**THE TASK:** Please retype the listing below exactly as it stands, skipping any pictures.

**LISTED RECORDS:**
***
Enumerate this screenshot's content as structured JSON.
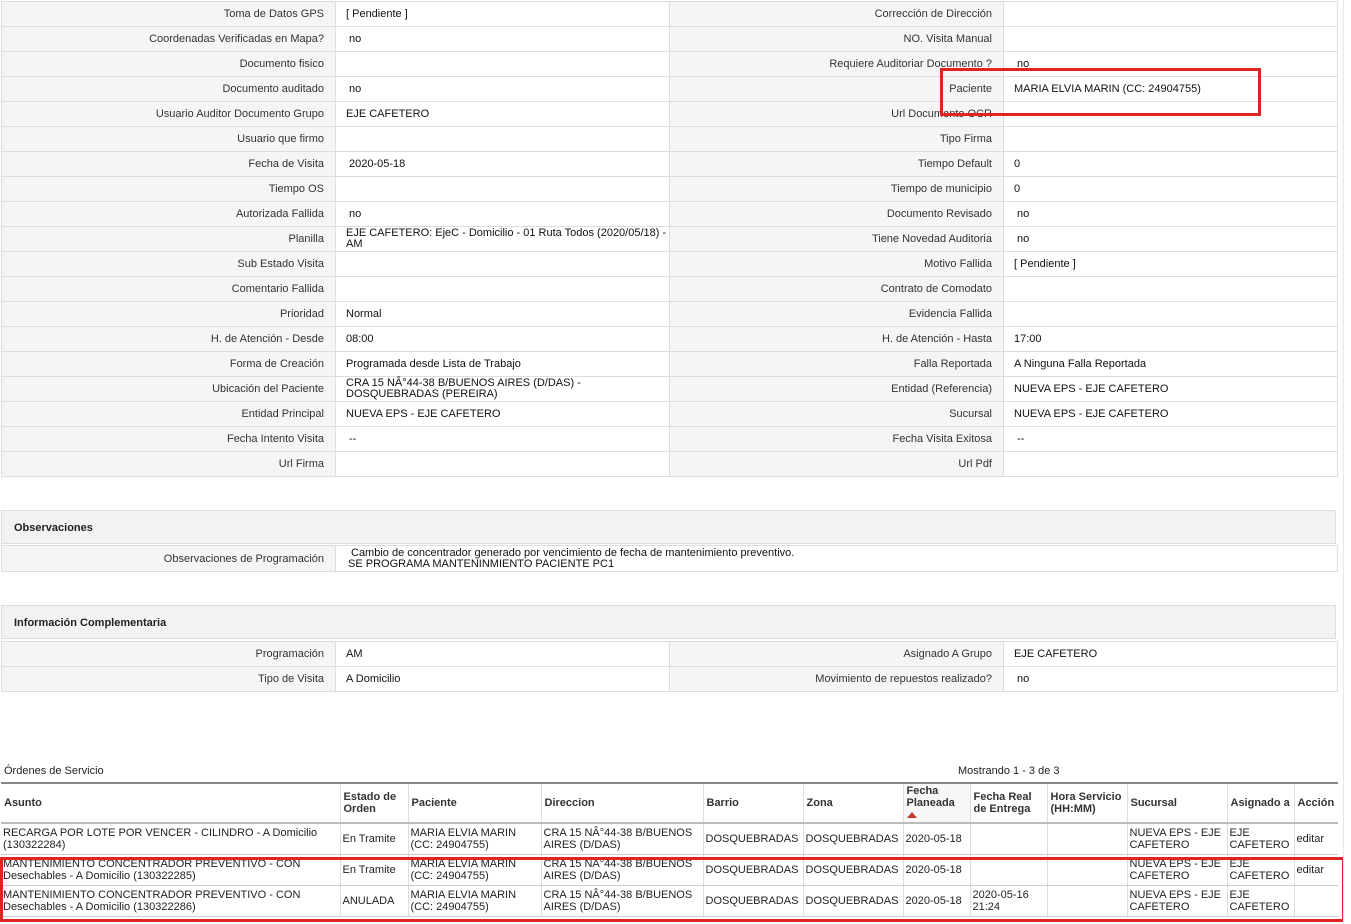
{
  "details": {
    "rows": [
      {
        "l1": "Toma de Datos GPS",
        "v1": "[ Pendiente ]",
        "l2": "Corrección de Dirección",
        "v2": ""
      },
      {
        "l1": "Coordenadas Verificadas en Mapa?",
        "v1": "no",
        "l2": "NO. Visita Manual",
        "v2": ""
      },
      {
        "l1": "Documento fisico",
        "v1": "",
        "l2": "Requiere Auditoriar Documento ?",
        "v2": "no"
      },
      {
        "l1": "Documento auditado",
        "v1": "no",
        "l2": "Paciente",
        "v2": "MARIA ELVIA MARIN (CC: 24904755)"
      },
      {
        "l1": "Usuario Auditor Documento Grupo",
        "v1": "EJE CAFETERO",
        "l2": "Url Documento OCR",
        "v2": ""
      },
      {
        "l1": "Usuario que firmo",
        "v1": "",
        "l2": "Tipo Firma",
        "v2": ""
      },
      {
        "l1": "Fecha de Visita",
        "v1": "2020-05-18",
        "l2": "Tiempo Default",
        "v2": "0"
      },
      {
        "l1": "Tiempo OS",
        "v1": "",
        "l2": "Tiempo de municipio",
        "v2": "0"
      },
      {
        "l1": "Autorizada Fallida",
        "v1": "no",
        "l2": "Documento Revisado",
        "v2": "no"
      },
      {
        "l1": "Planilla",
        "v1": "EJE CAFETERO: EjeC - Domicilio - 01 Ruta Todos (2020/05/18) - AM",
        "l2": "Tiene Novedad Auditoria",
        "v2": "no"
      },
      {
        "l1": "Sub Estado Visita",
        "v1": "",
        "l2": "Motivo Fallida",
        "v2": "[ Pendiente ]"
      },
      {
        "l1": "Comentario Fallida",
        "v1": "",
        "l2": "Contrato de Comodato",
        "v2": ""
      },
      {
        "l1": "Prioridad",
        "v1": "Normal",
        "l2": "Evidencia Fallida",
        "v2": ""
      },
      {
        "l1": "H. de Atención - Desde",
        "v1": "08:00",
        "l2": "H. de Atención - Hasta",
        "v2": "17:00"
      },
      {
        "l1": "Forma de Creación",
        "v1": "Programada desde Lista de Trabajo",
        "l2": "Falla Reportada",
        "v2": "A Ninguna Falla Reportada"
      },
      {
        "l1": "Ubicación del Paciente",
        "v1": "CRA 15 NÂ°44-38 B/BUENOS AIRES (D/DAS) - DOSQUEBRADAS (PEREIRA)",
        "l2": "Entidad (Referencia)",
        "v2": "NUEVA EPS - EJE CAFETERO"
      },
      {
        "l1": "Entidad Principal",
        "v1": "NUEVA EPS - EJE CAFETERO",
        "l2": "Sucursal",
        "v2": "NUEVA EPS - EJE CAFETERO"
      },
      {
        "l1": "Fecha Intento Visita",
        "v1": "--",
        "l2": "Fecha Visita Exitosa",
        "v2": "--"
      },
      {
        "l1": "Url Firma",
        "v1": "",
        "l2": "Url Pdf",
        "v2": ""
      }
    ]
  },
  "observaciones": {
    "title": "Observaciones",
    "label": "Observaciones de Programación",
    "line1": "Cambio de concentrador generado por vencimiento de fecha de mantenimiento preventivo.",
    "line2": "SE PROGRAMA MANTENINMIENTO PACIENTE PC1"
  },
  "complementaria": {
    "title": "Información Complementaria",
    "rows": [
      {
        "l1": "Programación",
        "v1": "AM",
        "l2": "Asignado A Grupo",
        "v2": "EJE CAFETERO"
      },
      {
        "l1": "Tipo de Visita",
        "v1": "A Domicilio",
        "l2": "Movimiento de repuestos realizado?",
        "v2": "no"
      }
    ]
  },
  "orders": {
    "title": "Órdenes de Servicio",
    "count_text": "Mostrando 1 - 3 de 3",
    "headers": {
      "asunto": "Asunto",
      "estado": "Estado de Orden",
      "paciente": "Paciente",
      "direccion": "Direccion",
      "barrio": "Barrio",
      "zona": "Zona",
      "fecha_planeada": "Fecha Planeada",
      "fecha_real": "Fecha Real de Entrega",
      "hora": "Hora Servicio (HH:MM)",
      "sucursal": "Sucursal",
      "asignado": "Asignado a",
      "accion": "Acción"
    },
    "rows": [
      {
        "asunto": "RECARGA POR LOTE POR VENCER - CILINDRO - A Domicilio (130322284)",
        "estado": "En Tramite",
        "paciente": "MARIA ELVIA MARIN (CC: 24904755)",
        "direccion": "CRA 15 NÂ°44-38 B/BUENOS AIRES (D/DAS)",
        "barrio": "DOSQUEBRADAS",
        "zona": "DOSQUEBRADAS",
        "fecha_planeada": "2020-05-18",
        "fecha_real": "",
        "hora": "",
        "sucursal": "NUEVA EPS - EJE CAFETERO",
        "asignado": "EJE CAFETERO",
        "accion": "editar"
      },
      {
        "asunto": "MANTENIMIENTO CONCENTRADOR PREVENTIVO - CON Desechables - A Domicilio (130322285)",
        "estado": "En Tramite",
        "paciente": "MARIA ELVIA MARIN (CC: 24904755)",
        "direccion": "CRA 15 NÂ°44-38 B/BUENOS AIRES (D/DAS)",
        "barrio": "DOSQUEBRADAS",
        "zona": "DOSQUEBRADAS",
        "fecha_planeada": "2020-05-18",
        "fecha_real": "",
        "hora": "",
        "sucursal": "NUEVA EPS - EJE CAFETERO",
        "asignado": "EJE CAFETERO",
        "accion": "editar"
      },
      {
        "asunto": "MANTENIMIENTO CONCENTRADOR PREVENTIVO - CON Desechables - A Domicilio (130322286)",
        "estado": "ANULADA",
        "paciente": "MARIA ELVIA MARIN (CC: 24904755)",
        "direccion": "CRA 15 NÂ°44-38 B/BUENOS AIRES (D/DAS)",
        "barrio": "DOSQUEBRADAS",
        "zona": "DOSQUEBRADAS",
        "fecha_planeada": "2020-05-18",
        "fecha_real": "2020-05-16 21:24",
        "hora": "",
        "sucursal": "NUEVA EPS - EJE CAFETERO",
        "asignado": "EJE CAFETERO",
        "accion": ""
      }
    ]
  },
  "colors": {
    "highlight": "#e02424",
    "label_bg": "#f5f5f5",
    "border": "#dddddd"
  }
}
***
**TASK SOLUTION:**
Enumerate this screenshot's content as structured JSON.
{
  "details": {
    "rows": [
      {
        "l1": "Toma de Datos GPS",
        "v1": "[ Pendiente ]",
        "l2": "Corrección de Dirección",
        "v2": ""
      },
      {
        "l1": "Coordenadas Verificadas en Mapa?",
        "v1": "no",
        "l2": "NO. Visita Manual",
        "v2": ""
      },
      {
        "l1": "Documento fisico",
        "v1": "",
        "l2": "Requiere Auditoriar Documento ?",
        "v2": "no"
      },
      {
        "l1": "Documento auditado",
        "v1": "no",
        "l2": "Paciente",
        "v2": "MARIA ELVIA MARIN (CC: 24904755)"
      },
      {
        "l1": "Usuario Auditor Documento Grupo",
        "v1": "EJE CAFETERO",
        "l2": "Url Documento OCR",
        "v2": ""
      },
      {
        "l1": "Usuario que firmo",
        "v1": "",
        "l2": "Tipo Firma",
        "v2": ""
      },
      {
        "l1": "Fecha de Visita",
        "v1": "2020-05-18",
        "l2": "Tiempo Default",
        "v2": "0"
      },
      {
        "l1": "Tiempo OS",
        "v1": "",
        "l2": "Tiempo de municipio",
        "v2": "0"
      },
      {
        "l1": "Autorizada Fallida",
        "v1": "no",
        "l2": "Documento Revisado",
        "v2": "no"
      },
      {
        "l1": "Planilla",
        "v1": "EJE CAFETERO: EjeC - Domicilio - 01 Ruta Todos (2020/05/18) - AM",
        "l2": "Tiene Novedad Auditoria",
        "v2": "no"
      },
      {
        "l1": "Sub Estado Visita",
        "v1": "",
        "l2": "Motivo Fallida",
        "v2": "[ Pendiente ]"
      },
      {
        "l1": "Comentario Fallida",
        "v1": "",
        "l2": "Contrato de Comodato",
        "v2": ""
      },
      {
        "l1": "Prioridad",
        "v1": "Normal",
        "l2": "Evidencia Fallida",
        "v2": ""
      },
      {
        "l1": "H. de Atención - Desde",
        "v1": "08:00",
        "l2": "H. de Atención - Hasta",
        "v2": "17:00"
      },
      {
        "l1": "Forma de Creación",
        "v1": "Programada desde Lista de Trabajo",
        "l2": "Falla Reportada",
        "v2": "A Ninguna Falla Reportada"
      },
      {
        "l1": "Ubicación del Paciente",
        "v1": "CRA 15 NÂ°44-38 B/BUENOS AIRES (D/DAS) - DOSQUEBRADAS (PEREIRA)",
        "l2": "Entidad (Referencia)",
        "v2": "NUEVA EPS - EJE CAFETERO"
      },
      {
        "l1": "Entidad Principal",
        "v1": "NUEVA EPS - EJE CAFETERO",
        "l2": "Sucursal",
        "v2": "NUEVA EPS - EJE CAFETERO"
      },
      {
        "l1": "Fecha Intento Visita",
        "v1": "--",
        "l2": "Fecha Visita Exitosa",
        "v2": "--"
      },
      {
        "l1": "Url Firma",
        "v1": "",
        "l2": "Url Pdf",
        "v2": ""
      }
    ]
  },
  "observaciones": {
    "title": "Observaciones",
    "label": "Observaciones de Programación",
    "line1": "Cambio de concentrador generado por vencimiento de fecha de mantenimiento preventivo.",
    "line2": "SE PROGRAMA MANTENINMIENTO PACIENTE PC1"
  },
  "complementaria": {
    "title": "Información Complementaria",
    "rows": [
      {
        "l1": "Programación",
        "v1": "AM",
        "l2": "Asignado A Grupo",
        "v2": "EJE CAFETERO"
      },
      {
        "l1": "Tipo de Visita",
        "v1": "A Domicilio",
        "l2": "Movimiento de repuestos realizado?",
        "v2": "no"
      }
    ]
  },
  "orders": {
    "title": "Órdenes de Servicio",
    "count_text": "Mostrando 1 - 3 de 3",
    "headers": {
      "asunto": "Asunto",
      "estado": "Estado de Orden",
      "paciente": "Paciente",
      "direccion": "Direccion",
      "barrio": "Barrio",
      "zona": "Zona",
      "fecha_planeada": "Fecha Planeada",
      "fecha_real": "Fecha Real de Entrega",
      "hora": "Hora Servicio (HH:MM)",
      "sucursal": "Sucursal",
      "asignado": "Asignado a",
      "accion": "Acción"
    },
    "rows": [
      {
        "asunto": "RECARGA POR LOTE POR VENCER - CILINDRO - A Domicilio (130322284)",
        "estado": "En Tramite",
        "paciente": "MARIA ELVIA MARIN (CC: 24904755)",
        "direccion": "CRA 15 NÂ°44-38 B/BUENOS AIRES (D/DAS)",
        "barrio": "DOSQUEBRADAS",
        "zona": "DOSQUEBRADAS",
        "fecha_planeada": "2020-05-18",
        "fecha_real": "",
        "hora": "",
        "sucursal": "NUEVA EPS - EJE CAFETERO",
        "asignado": "EJE CAFETERO",
        "accion": "editar"
      },
      {
        "asunto": "MANTENIMIENTO CONCENTRADOR PREVENTIVO - CON Desechables - A Domicilio (130322285)",
        "estado": "En Tramite",
        "paciente": "MARIA ELVIA MARIN (CC: 24904755)",
        "direccion": "CRA 15 NÂ°44-38 B/BUENOS AIRES (D/DAS)",
        "barrio": "DOSQUEBRADAS",
        "zona": "DOSQUEBRADAS",
        "fecha_planeada": "2020-05-18",
        "fecha_real": "",
        "hora": "",
        "sucursal": "NUEVA EPS - EJE CAFETERO",
        "asignado": "EJE CAFETERO",
        "accion": "editar"
      },
      {
        "asunto": "MANTENIMIENTO CONCENTRADOR PREVENTIVO - CON Desechables - A Domicilio (130322286)",
        "estado": "ANULADA",
        "paciente": "MARIA ELVIA MARIN (CC: 24904755)",
        "direccion": "CRA 15 NÂ°44-38 B/BUENOS AIRES (D/DAS)",
        "barrio": "DOSQUEBRADAS",
        "zona": "DOSQUEBRADAS",
        "fecha_planeada": "2020-05-18",
        "fecha_real": "2020-05-16 21:24",
        "hora": "",
        "sucursal": "NUEVA EPS - EJE CAFETERO",
        "asignado": "EJE CAFETERO",
        "accion": ""
      }
    ]
  },
  "colors": {
    "highlight": "#e02424",
    "label_bg": "#f5f5f5",
    "border": "#dddddd"
  }
}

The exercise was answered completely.